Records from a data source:
════════════════

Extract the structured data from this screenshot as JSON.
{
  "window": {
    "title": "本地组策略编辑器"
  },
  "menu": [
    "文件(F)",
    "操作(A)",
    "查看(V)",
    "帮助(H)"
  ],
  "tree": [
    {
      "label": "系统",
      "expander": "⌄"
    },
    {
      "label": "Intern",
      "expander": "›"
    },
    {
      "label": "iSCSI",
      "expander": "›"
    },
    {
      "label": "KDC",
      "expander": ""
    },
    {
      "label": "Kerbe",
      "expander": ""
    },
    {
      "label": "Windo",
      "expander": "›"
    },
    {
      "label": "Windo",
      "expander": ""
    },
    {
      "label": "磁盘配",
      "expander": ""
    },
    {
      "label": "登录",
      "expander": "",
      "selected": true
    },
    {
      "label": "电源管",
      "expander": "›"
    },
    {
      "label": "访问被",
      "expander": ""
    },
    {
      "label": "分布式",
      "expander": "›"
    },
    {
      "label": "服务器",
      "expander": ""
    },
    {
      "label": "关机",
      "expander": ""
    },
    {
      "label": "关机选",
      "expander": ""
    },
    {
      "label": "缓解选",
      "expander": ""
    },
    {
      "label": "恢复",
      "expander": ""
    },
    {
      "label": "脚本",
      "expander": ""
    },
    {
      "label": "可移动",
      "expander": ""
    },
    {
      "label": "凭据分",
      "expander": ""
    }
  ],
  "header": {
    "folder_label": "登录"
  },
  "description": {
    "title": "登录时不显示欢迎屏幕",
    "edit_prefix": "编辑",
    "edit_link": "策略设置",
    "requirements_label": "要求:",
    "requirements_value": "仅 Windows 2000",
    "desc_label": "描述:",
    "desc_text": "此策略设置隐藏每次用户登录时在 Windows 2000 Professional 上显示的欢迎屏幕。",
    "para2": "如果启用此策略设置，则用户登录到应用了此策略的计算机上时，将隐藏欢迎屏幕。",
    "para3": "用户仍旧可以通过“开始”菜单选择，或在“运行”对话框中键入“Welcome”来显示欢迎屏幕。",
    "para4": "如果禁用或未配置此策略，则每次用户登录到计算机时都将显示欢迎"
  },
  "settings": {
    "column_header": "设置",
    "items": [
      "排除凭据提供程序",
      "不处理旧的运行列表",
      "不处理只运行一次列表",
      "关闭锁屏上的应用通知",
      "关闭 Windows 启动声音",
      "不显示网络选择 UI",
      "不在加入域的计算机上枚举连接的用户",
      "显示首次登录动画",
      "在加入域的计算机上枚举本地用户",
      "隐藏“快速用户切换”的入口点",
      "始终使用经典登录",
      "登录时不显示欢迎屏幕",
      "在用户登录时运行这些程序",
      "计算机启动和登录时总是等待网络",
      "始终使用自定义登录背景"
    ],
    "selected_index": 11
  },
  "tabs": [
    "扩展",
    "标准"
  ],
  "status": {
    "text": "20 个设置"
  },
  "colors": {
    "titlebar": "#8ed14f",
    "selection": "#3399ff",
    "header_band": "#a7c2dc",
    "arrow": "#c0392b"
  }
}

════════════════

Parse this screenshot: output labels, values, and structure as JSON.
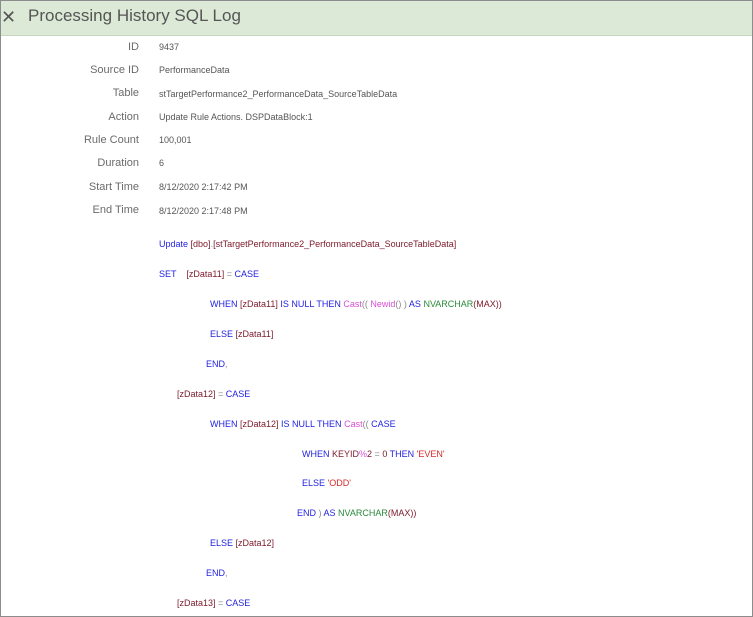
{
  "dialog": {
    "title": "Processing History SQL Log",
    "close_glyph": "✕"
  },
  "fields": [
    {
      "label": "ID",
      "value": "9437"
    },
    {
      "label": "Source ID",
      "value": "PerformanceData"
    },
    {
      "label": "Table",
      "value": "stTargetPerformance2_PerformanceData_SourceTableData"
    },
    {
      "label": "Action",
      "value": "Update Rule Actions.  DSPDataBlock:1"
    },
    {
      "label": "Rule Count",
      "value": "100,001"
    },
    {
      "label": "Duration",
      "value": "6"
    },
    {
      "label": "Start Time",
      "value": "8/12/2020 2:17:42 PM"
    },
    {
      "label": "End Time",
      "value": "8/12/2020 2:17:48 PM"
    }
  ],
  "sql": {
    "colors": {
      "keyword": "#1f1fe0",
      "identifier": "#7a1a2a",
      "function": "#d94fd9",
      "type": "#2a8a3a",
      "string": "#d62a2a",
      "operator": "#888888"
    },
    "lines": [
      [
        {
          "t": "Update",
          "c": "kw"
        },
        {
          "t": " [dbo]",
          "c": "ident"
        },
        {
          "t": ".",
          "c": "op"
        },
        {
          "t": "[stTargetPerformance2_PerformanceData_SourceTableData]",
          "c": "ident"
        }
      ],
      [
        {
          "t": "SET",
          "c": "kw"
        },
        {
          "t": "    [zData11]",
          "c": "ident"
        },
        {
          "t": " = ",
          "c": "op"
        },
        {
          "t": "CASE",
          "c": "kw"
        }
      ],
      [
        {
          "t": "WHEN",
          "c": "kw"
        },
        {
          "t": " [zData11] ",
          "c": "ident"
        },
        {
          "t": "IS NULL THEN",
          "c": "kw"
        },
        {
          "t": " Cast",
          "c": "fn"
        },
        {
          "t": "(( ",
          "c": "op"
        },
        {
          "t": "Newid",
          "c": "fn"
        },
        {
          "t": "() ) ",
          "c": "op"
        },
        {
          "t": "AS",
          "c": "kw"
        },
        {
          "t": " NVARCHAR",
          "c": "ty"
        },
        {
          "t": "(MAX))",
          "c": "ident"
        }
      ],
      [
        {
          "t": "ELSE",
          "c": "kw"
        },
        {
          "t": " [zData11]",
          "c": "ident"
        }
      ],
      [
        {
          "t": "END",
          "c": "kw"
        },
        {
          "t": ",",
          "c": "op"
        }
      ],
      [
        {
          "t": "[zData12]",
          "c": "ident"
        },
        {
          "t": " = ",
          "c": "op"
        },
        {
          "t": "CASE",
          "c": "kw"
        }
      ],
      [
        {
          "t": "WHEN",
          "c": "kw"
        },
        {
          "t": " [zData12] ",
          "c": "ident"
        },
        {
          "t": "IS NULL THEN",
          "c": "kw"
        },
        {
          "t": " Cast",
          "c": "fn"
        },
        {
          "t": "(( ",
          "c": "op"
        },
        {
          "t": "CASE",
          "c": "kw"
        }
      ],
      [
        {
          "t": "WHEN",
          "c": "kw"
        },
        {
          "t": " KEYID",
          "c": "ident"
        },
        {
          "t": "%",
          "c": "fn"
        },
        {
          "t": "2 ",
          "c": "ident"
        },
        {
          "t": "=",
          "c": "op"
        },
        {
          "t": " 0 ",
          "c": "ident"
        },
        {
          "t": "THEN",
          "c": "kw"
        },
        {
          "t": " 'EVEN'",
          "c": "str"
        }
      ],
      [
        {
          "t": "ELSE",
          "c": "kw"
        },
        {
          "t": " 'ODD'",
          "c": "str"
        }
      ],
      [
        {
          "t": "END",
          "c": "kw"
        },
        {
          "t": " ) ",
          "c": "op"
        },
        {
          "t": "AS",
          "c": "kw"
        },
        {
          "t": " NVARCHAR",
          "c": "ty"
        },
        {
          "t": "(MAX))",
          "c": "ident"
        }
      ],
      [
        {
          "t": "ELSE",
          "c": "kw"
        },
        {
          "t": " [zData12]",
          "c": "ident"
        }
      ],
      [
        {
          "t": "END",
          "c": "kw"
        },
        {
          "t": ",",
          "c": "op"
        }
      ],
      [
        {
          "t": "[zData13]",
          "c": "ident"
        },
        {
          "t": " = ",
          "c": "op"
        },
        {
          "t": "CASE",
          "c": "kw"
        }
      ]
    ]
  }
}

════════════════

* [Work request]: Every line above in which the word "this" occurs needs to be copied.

* [Problem solution]:
Extract the structured data from this screenshot as JSON.
Parse this screenshot: output labels, values, and structure as JSON.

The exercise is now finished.